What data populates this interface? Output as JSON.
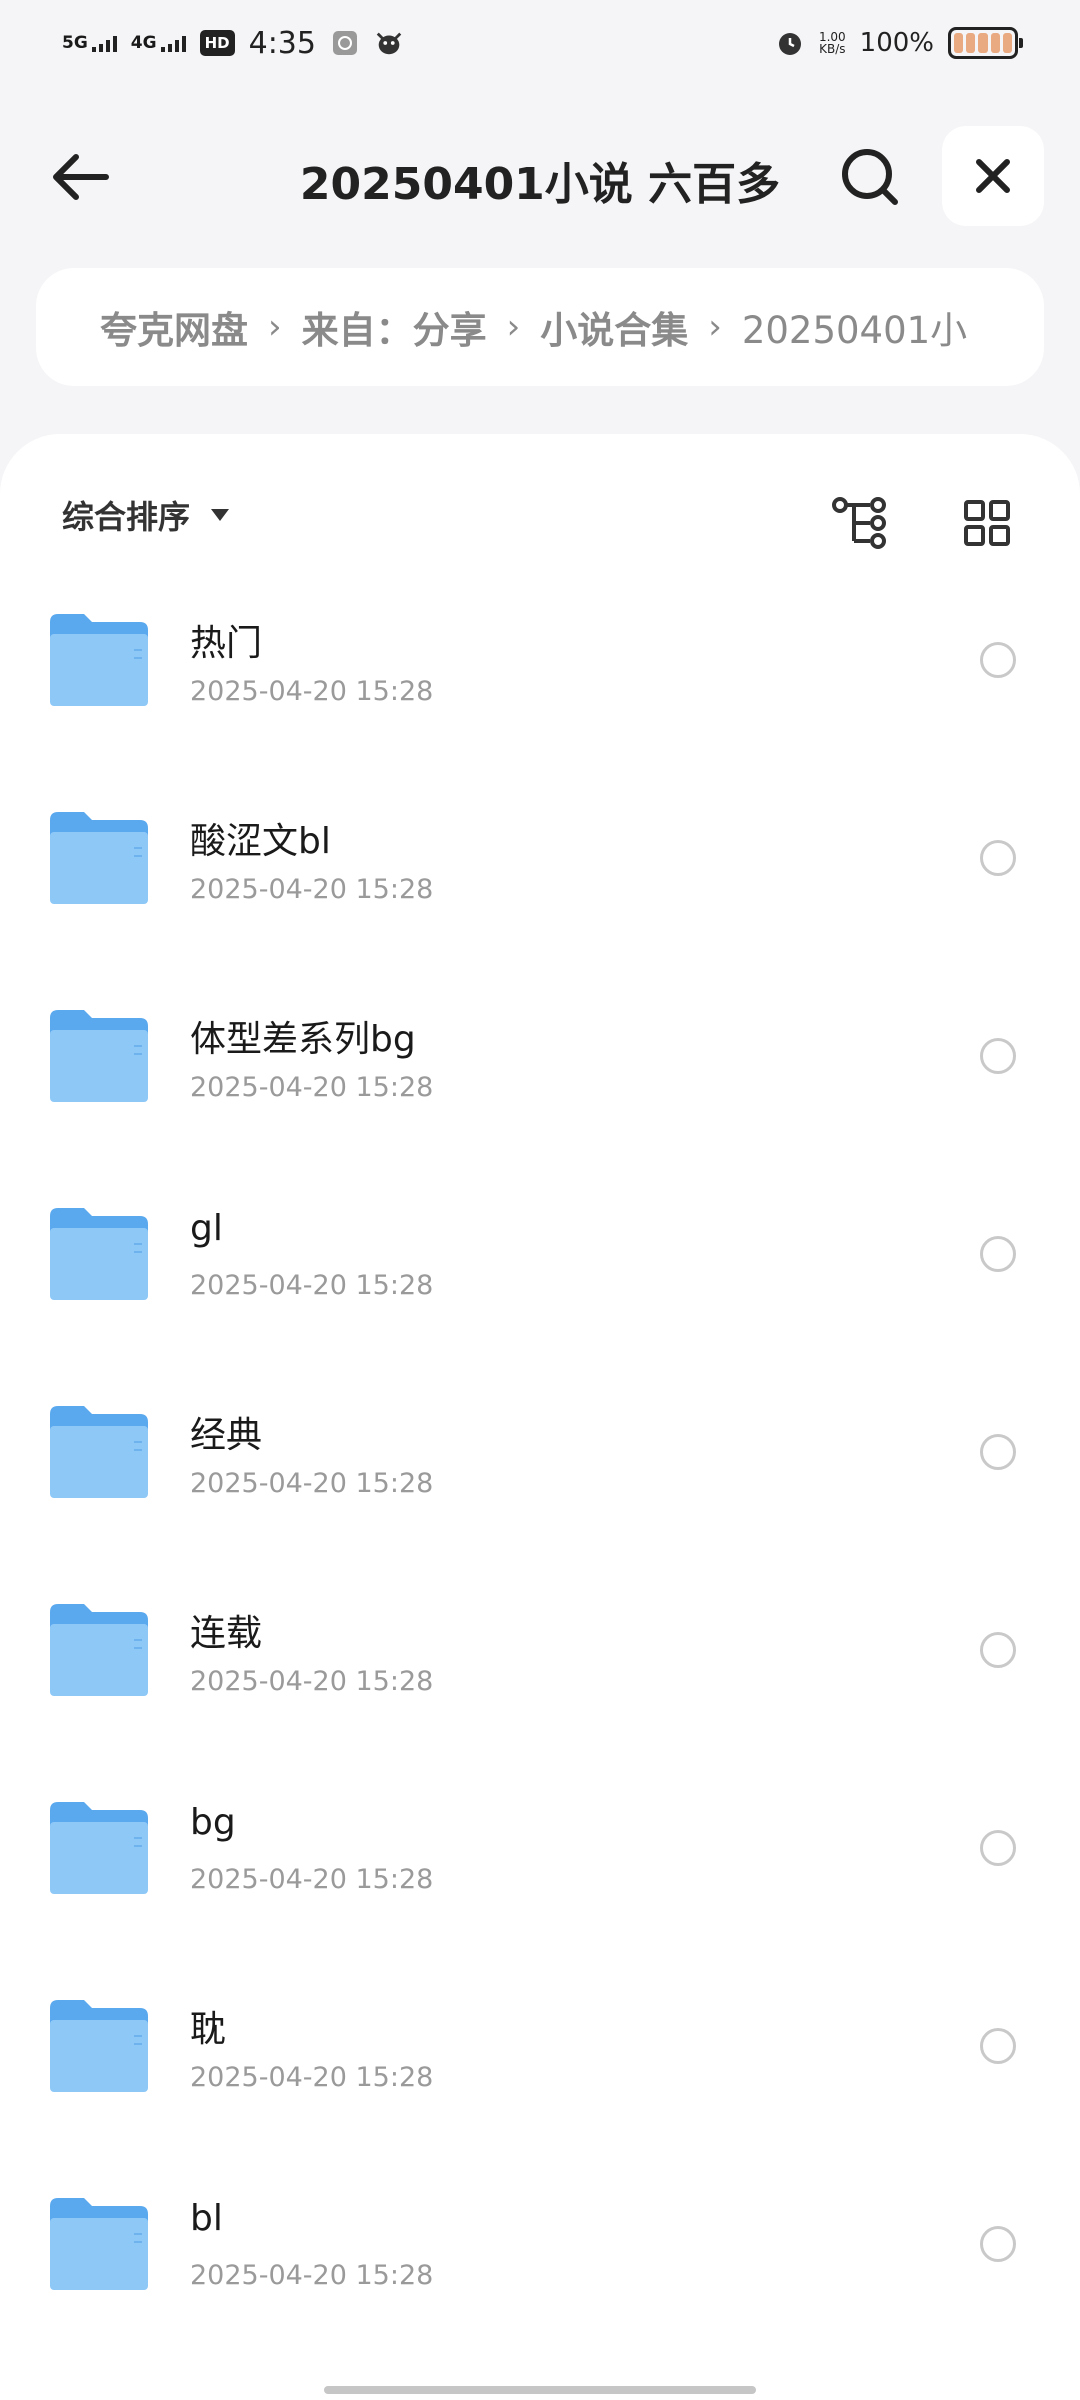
{
  "status_bar": {
    "signal1": "5G",
    "signal2": "4G",
    "hd": "HD",
    "time": "4:35",
    "net_speed_value": "1.00",
    "net_speed_unit": "KB/s",
    "battery_pct": "100%"
  },
  "header": {
    "title": "20250401小说 六百多"
  },
  "breadcrumb": {
    "items": [
      "夸克网盘",
      "来自：分享",
      "小说合集"
    ],
    "last": "20250401小"
  },
  "toolbar": {
    "sort_label": "综合排序"
  },
  "files": [
    {
      "name": "热门",
      "date": "2025-04-20 15:28"
    },
    {
      "name": "酸涩文bl",
      "date": "2025-04-20 15:28"
    },
    {
      "name": "体型差系列bg",
      "date": "2025-04-20 15:28"
    },
    {
      "name": "gl",
      "date": "2025-04-20 15:28"
    },
    {
      "name": "经典",
      "date": "2025-04-20 15:28"
    },
    {
      "name": "连载",
      "date": "2025-04-20 15:28"
    },
    {
      "name": "bg",
      "date": "2025-04-20 15:28"
    },
    {
      "name": "耽",
      "date": "2025-04-20 15:28"
    },
    {
      "name": "bl",
      "date": "2025-04-20 15:28"
    }
  ],
  "colors": {
    "folder_top": "#5aa9ee",
    "folder_front": "#8ec8f7",
    "background": "#f5f5f7",
    "battery_fill": "#e9a981"
  }
}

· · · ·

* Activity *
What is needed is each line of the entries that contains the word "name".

* Output for this task *
      "name": "热门",
      "name": "酸涩文bl",
      "name": "体型差系列bg",
      "name": "gl",
      "name": "经典",
      "name": "连载",
      "name": "bg",
      "name": "耽",
      "name": "bl",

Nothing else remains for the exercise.